Pictures stay out; everything else in the records below is to be repeated exactly.

******************************

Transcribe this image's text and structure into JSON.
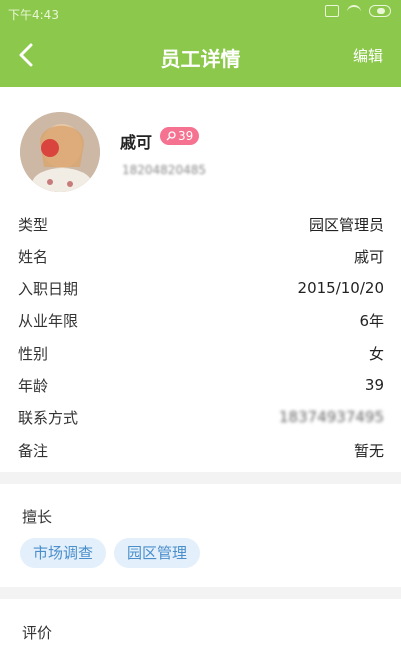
{
  "status_bar": {
    "time": "下午4:43"
  },
  "header": {
    "title": "员工详情",
    "edit_label": "编辑"
  },
  "profile": {
    "name": "戚可",
    "age_badge": "39",
    "phone_masked": "18204820485"
  },
  "details": [
    {
      "label": "类型",
      "value": "园区管理员"
    },
    {
      "label": "姓名",
      "value": "戚可"
    },
    {
      "label": "入职日期",
      "value": "2015/10/20"
    },
    {
      "label": "从业年限",
      "value": "6年"
    },
    {
      "label": "性别",
      "value": "女"
    },
    {
      "label": "年龄",
      "value": "39"
    },
    {
      "label": "联系方式",
      "value": "18374937495"
    },
    {
      "label": "备注",
      "value": "暂无"
    }
  ],
  "skills": {
    "title": "擅长",
    "tags": [
      "市场调查",
      "园区管理"
    ]
  },
  "reviews": {
    "title": "评价"
  },
  "colors": {
    "header": "#8cc84b",
    "badge": "#f57291",
    "tag_bg": "#e3effb",
    "tag_text": "#4a8fcc"
  }
}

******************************

ANSWER TO THE PROBLEM:
Transcribe this image's text and structure into JSON.
{
  "status_bar": {
    "time": "下午4:43"
  },
  "header": {
    "title": "员工详情",
    "edit_label": "编辑"
  },
  "profile": {
    "name": "戚可",
    "age_badge": "39",
    "phone_masked": "18204820485"
  },
  "details": [
    {
      "label": "类型",
      "value": "园区管理员"
    },
    {
      "label": "姓名",
      "value": "戚可"
    },
    {
      "label": "入职日期",
      "value": "2015/10/20"
    },
    {
      "label": "从业年限",
      "value": "6年"
    },
    {
      "label": "性别",
      "value": "女"
    },
    {
      "label": "年龄",
      "value": "39"
    },
    {
      "label": "联系方式",
      "value": "18374937495"
    },
    {
      "label": "备注",
      "value": "暂无"
    }
  ],
  "skills": {
    "title": "擅长",
    "tags": [
      "市场调查",
      "园区管理"
    ]
  },
  "reviews": {
    "title": "评价"
  },
  "colors": {
    "header": "#8cc84b",
    "badge": "#f57291",
    "tag_bg": "#e3effb",
    "tag_text": "#4a8fcc"
  }
}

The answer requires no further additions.